Thursday, March 23, 2000

No ho-ho: Twinkie shortage on the way




BY MIKE PULFER
The Cincinnati Enquirer

        The nation's latest crisis has a name: The Great Twinkie Shortage of 2000.

        Twinkie lovers from Maine to Washington, D.C., are finding the supply of the cream-filled pastry is dwindling, along with Ho Hos, Ding Dongs, Fruit Pies, Cup Cakes, Ring Dings and Devil Dogs.

        And while a truckers' strike in Pittsburgh seems far away from Cincinnati — 4.5 million Twinkies away if you laid them end to end — the distributors of the snack cakes could pull the plug on the Tristate as early as Friday.

        That means Twinkie lovers, and thousands of people who hanker for specific bread and bakery treats, may have to switch brands for a while.

        First signs of distribution problems are expected here over the weekend, said Roger Insprucker, president of Cincinnati's Teamsters Local 114 and co-author of Ohio's bakery agreement with truck drivers.

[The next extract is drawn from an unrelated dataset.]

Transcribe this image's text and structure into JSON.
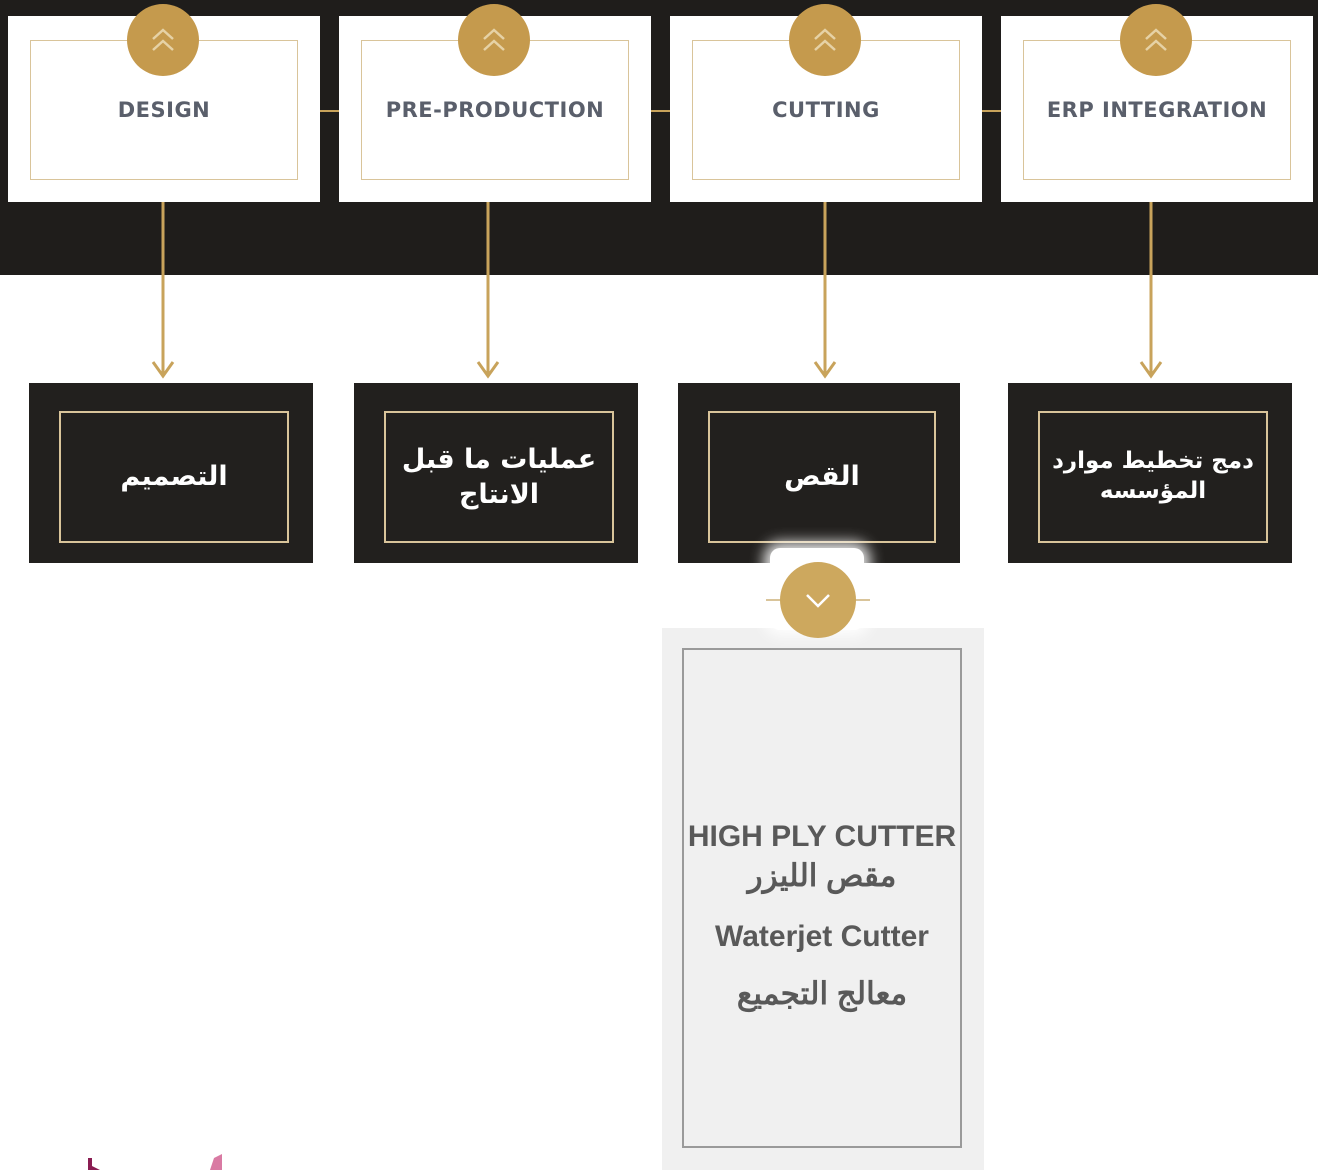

        The strike, which resulted from a pension-based contract dispute with Interstate Brands in Pittsburgh, moved into Akron on Wednesday and was expected to extend to Toledo, Columbus and Cincinnati on Friday. About 350 local drivers would be affected by the walkout.

        In addition to Twinkies and other Hostess and Dolly Madison brand snack cakes, Interstate produces Wonder and Butternut breads, both baked in Tristate plants.

        In a survey of several local grocery and convenience stores Tuesday, managers and clerks said they had not been alerted to the threat of delivery disruptions but they expressed little concern, should shelves go bare.

        “I'm not taking it seriously,” said Nicee Turner, a cashier at the Hostess Wonderbread Thrift Store in Western Hills. But she has noticed Twinkie lovers are stocking up.

        Interstate, based at Kansas City, Mo., sells about a half billion Twinkies a year, said Mark Dirkes, senior vice president for marketing. The Twinkies brand will be 70 years old next month. Most are sold in the familiar cellophane twin pack for about $1.

        At the Hostess thrift store, Ms. Turner said she expects business will slow down for a while, but the Twinkie shortage won't affect her personally.

        “I don't like Twinkies,” she said. “I like Zingers.”

       



Gore visit will raise $500,000
Chesley accustomed to big-name house guests
Gore to salute Sands' success
Officer taken off street duty
Officials apologize for officer's remarks
One true thing is Anita Hill's role in history
What is 'football ready'?
Vietnam legacy: Growing up fatherless
Better relations with Vietnam help in search for remains
- No ho-ho: Twinkie shortage on the way
School plan cuts main office staff
Tobacco carding likely to continue
$2.5 million bouquet to florist from city
Adams Co. group wins award for Commandments fight
Man charged with raping, killing daughter, 2
Turfway puts on glitz for Spiral Stakes
Whassup? Bud's buzzword borrows from male ritual
Drummer Von Ohlen gets a new shtick
GET TO IT
Mapplethorpe on front burner at arts censorship conference
Orange barrels of the Lord
Queen City's moments to shine reflected in book
'Stomp' antics bring out kid in Aronoff audience
AROUND THE COMMONWEALTH
TRISTATE DIGEST
Audit confirms Ludlow problems
Campbell bailiff was tough, honest cop
Channel 9 also stands for non-news
Covington schools to get help
Deerfield, clerk-elect continue battle
Drug suspect on the run, captured here
Edgewood schools wait and see on projects
GOP keeps leaders
Hustler store plans delayed
Kings Island not liable in attack
Ohio farmers face dry summer
Overturned tanker stalls traffic
Robbery suspect arrested
S. African pupils get taste of America
Schools focus anew on readers in fourth grade
Senate panel OKs budget after slashes
Sewage plant site top priority
Sheppard's words read in court